Adam Boyette is ready. Family photos, degrees, and nine years of evidence that the new Special Education Director is heart and soul a Quitman Panther surrounds a desk organized for hitting the ground and running. Most likely the advice to do so came from his mom, a special education teacher. From GED option teacher to soccer coach to social studies teacher to bus driver to special education teacher, Boyette, who initially had dreams of becoming a lawyer, is now directing a department dedicated to improving the education experience of children with disabilities.
Currently, there are 273 children enrolled at Quitman School District with an Individualized Education Plan. Quitman School District participates in an ongoing statewide effort to locate, identify, and evaluate disabled children from birth through age twenty-one, who have disabilities and live in the area. Early identification of special needs children is important to the growth and welfare of each child, and such information assists in determining present and future program needs. It is our goal to provide a free and appropriate public education to all disabled children, and Boyette is tasked with conducting an awareness campaign on an annual basis, contacting agencies annually, coordinating disability referrals, and initiating the evaluation process for any child referred. Hope Roberts is in the office next to him and is still ensuring that the referral-to-placement procedures, approved by the Mississippi Department of Education, are correctly followed.
Roberts nods in agreement when Boyette explains,
“We make sure the IEPs are done correctly, and we ensure that teachers and schools are compliant with the IDEA law. We are student advocates, but there are no one-sided decisions here. It’s not just me or Mrs. Roberts or a principal or a teacher or a parent who makes a decision that affects the education of a special needs child. It’s all of us. I may be the director, but we are run by committee. Everyone has a part in the decision.”
With eight new employees in a department which staffs 30 of the most caring, patient, and kind individuals he has ever met, Boyette is confident that services will be provided in the child’s least restrictive environment and range from full participation in general education programs to a more self-contained setting in a special education class.
If you know an individual in the Quitman School District from birth to age 21 with a disability who is not currently being served, please contact the Office of Special Education.

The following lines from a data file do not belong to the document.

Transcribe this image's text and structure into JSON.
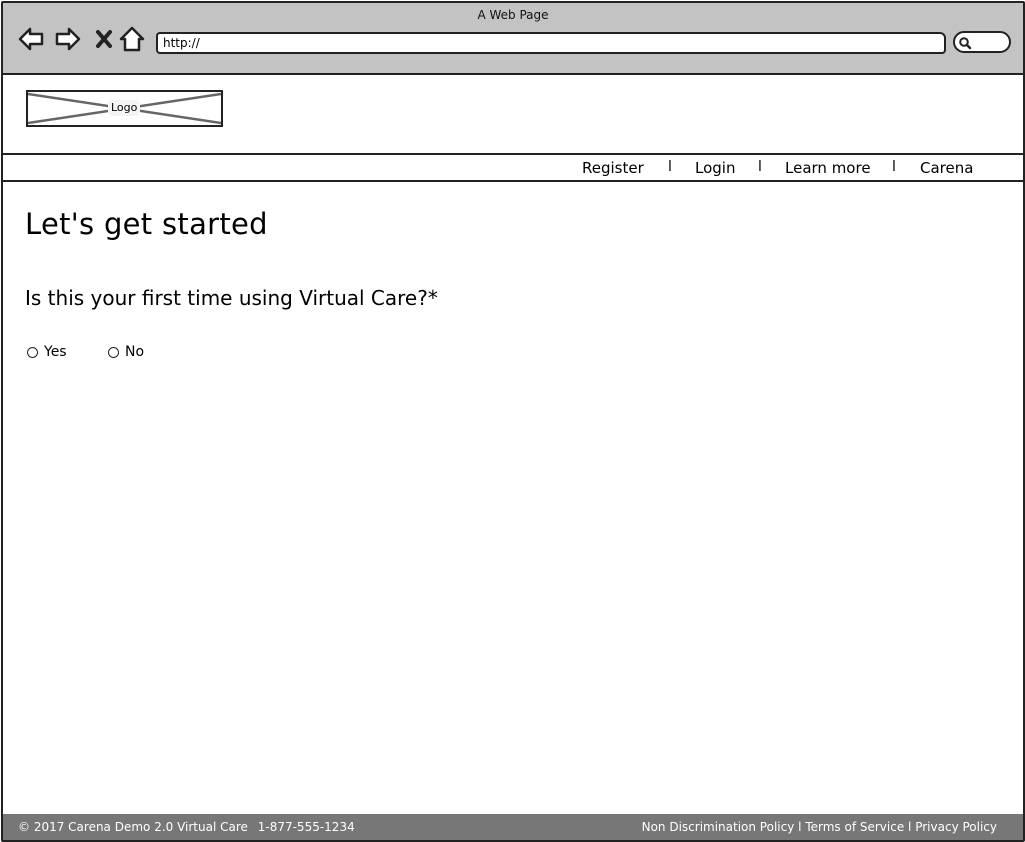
{
  "window": {
    "title": "A Web Page"
  },
  "browser": {
    "url": "http://",
    "icons": [
      "back-arrow-icon",
      "forward-arrow-icon",
      "close-icon",
      "home-icon",
      "search-icon"
    ]
  },
  "header": {
    "logo_label": "Logo",
    "nav": {
      "register": "Register",
      "login": "Login",
      "learn_more": "Learn more",
      "carena": "Carena",
      "separator": "l"
    }
  },
  "main": {
    "title": "Let's get started",
    "question": "Is this your first time using Virtual Care?*",
    "options": {
      "yes": "Yes",
      "no": "No"
    }
  },
  "footer": {
    "copyright": "© 2017 Carena Demo 2.0 Virtual Care",
    "phone": "1-877-555-1234",
    "non_discrimination": "Non Discrimination Policy",
    "terms": "Terms of Service",
    "privacy": "Privacy Policy",
    "separator": "l"
  },
  "colors": {
    "chrome_bg": "#c3c3c3",
    "footer_bg": "#777777",
    "border": "#222222"
  }
}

For further information, contact Adam Boyette, Quitman School District, Office of Special Education at 601-776-3754 or by writing to: Quitman School District, Office of Special Education, 104 East Franklin Street, Quitman, MS 39355.